God's Will
The fickle finger of fate. Sometime during one's early years, providing one's intelligence is slightly above the amoeba level, each of us rubs into that nice little paradox of freewill and predetermination. Some people ask the right question of their learned elders, receive a convincing answer and tuck the question away and should it ever arise again they just parrot the correct answer and allow any built up stress that it might have caused to just dissipate. The key to this approach is just don't think about it. God Bless 'em. Most of us wrestle with it 'til we are completely frustrated, give up as a lost cause, an unanswerable question or, like I'm beginning to see, answer the question according to the situation and whatever makes you feel best. That being said, God chose our path across Texas. Yep! Well not all of it, but a lot of it. You see we (freewill) decided that the first leg of our little jaunt would be to Kermit to visit with Kamala's sister and family. So on to Kermit it was, but on the way we look out the window on our truck's windshield and read, backwards, of course, 08 - 11. This means that our safety sticker was due in November of last year. Now God or the Spirit of Texas takes over. We now know that we are doing something illegal and therefore it is only a matter of time before we get busted. Now, of course, if we had not noticed the expiration date we would be innocent and could drive all around this big state without getting caught like we did last Christmas. So now we are forced to stay in Kermit an extra day to get a safety sticker. We arrive at the inspection place early on a Monday morning, but he has run out of stickers and won't have any until the UPS man delivers them around noon. Unrelated factor in delay? I think not. It's God wanting us to stick around. Probably saving us from some great traffic disaster by keeping is off the highway for the morning. So feeling relieved for missing such a calamity we blow off the morning and return at 1 o'clock, but when he sees that we are from El Paso he informs us that we need to have an emissions check that can be obtained in only the higher populated counties of the state and the nearest one is El Paso, now 250 miles away.It's decision time. Do we proceed as outlaws to a big city, which we usually try to avoid, make a run for the Oklahoma-Texas border? We choose to alter our path from slanting south across Texas to going straight east for Dallas/Fort Worth. And since we didn't get stopped and we did see some purty scenery, we must have chosen right for God to smile on us like that. But there was still one more catch. When we got to Weatherford in the same county as Fort Worth we stopped at an inspection station and, "Yes, we do stickers, but No, we can't do yours because it's a 91 model and vehicles that old have to be set on one of those thingamyjigs that you set the tires on and speed up to 30 miles an hour." Well we felt bad but the old man, who must have been an angel in disguise, sent us to a place where the truck passed with flying colors. We got our sticker and we were now legal and had gone a long way off of our original route all due to God, a few angels, and our own freewill and an UPS man that I'm still not sure about.

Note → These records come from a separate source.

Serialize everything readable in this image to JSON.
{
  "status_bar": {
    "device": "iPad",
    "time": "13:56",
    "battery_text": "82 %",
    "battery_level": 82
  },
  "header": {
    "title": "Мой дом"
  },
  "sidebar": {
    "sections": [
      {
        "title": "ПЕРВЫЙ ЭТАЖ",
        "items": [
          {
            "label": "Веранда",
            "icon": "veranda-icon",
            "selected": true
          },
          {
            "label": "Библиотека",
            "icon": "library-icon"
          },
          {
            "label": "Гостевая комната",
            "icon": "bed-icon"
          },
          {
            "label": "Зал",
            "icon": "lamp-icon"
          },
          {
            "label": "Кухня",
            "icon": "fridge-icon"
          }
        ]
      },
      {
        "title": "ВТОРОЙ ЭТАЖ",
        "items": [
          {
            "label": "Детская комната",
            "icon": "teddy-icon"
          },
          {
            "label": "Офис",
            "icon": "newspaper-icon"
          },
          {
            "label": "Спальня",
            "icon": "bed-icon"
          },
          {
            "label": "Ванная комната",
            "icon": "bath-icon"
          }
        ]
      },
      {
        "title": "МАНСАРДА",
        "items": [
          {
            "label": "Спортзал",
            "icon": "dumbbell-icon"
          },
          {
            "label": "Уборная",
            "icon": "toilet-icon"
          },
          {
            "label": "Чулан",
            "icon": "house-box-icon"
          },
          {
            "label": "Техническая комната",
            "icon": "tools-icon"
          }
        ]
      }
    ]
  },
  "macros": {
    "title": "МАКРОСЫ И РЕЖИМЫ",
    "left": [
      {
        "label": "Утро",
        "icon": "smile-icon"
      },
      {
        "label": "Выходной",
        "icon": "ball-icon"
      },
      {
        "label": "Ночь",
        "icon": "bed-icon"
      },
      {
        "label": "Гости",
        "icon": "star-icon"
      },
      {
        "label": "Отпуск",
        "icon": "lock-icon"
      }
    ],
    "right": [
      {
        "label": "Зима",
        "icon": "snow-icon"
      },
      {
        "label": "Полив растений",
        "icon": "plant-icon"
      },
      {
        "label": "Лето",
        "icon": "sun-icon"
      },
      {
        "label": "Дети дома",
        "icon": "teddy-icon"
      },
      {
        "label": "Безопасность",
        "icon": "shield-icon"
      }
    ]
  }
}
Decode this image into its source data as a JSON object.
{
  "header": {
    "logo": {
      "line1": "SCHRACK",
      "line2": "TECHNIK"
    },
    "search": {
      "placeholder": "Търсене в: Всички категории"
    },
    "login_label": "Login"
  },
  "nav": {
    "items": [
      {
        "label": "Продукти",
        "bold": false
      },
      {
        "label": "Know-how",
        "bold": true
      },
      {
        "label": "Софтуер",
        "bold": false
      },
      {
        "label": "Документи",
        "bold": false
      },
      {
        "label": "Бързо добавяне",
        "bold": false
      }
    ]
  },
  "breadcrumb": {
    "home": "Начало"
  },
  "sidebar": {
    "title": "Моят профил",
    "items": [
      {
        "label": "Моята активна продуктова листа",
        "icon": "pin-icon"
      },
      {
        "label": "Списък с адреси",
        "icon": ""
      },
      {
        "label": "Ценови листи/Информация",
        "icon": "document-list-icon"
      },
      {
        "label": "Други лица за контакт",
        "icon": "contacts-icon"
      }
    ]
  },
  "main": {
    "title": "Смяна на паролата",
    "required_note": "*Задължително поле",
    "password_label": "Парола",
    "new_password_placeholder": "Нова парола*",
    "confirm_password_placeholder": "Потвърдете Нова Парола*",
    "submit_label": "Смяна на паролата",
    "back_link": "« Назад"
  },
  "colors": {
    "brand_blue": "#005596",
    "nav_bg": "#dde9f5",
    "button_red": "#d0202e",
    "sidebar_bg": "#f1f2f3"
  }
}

Next attached is a notice on the washing machine that we saw while doing our clothes in a Laundromat in Mississippi. NO PUTTING PEOPLE IN THE MACHINE. Now that's just one more thing that is sucking the joy out of life. Actually I had not thought of stuffing some little person in one of those twirlly washing machines with the window until they told me I couldn't, but now I want to and I want to even more because I know that someone else must have beat me to it for them to have put the warning label on the machine.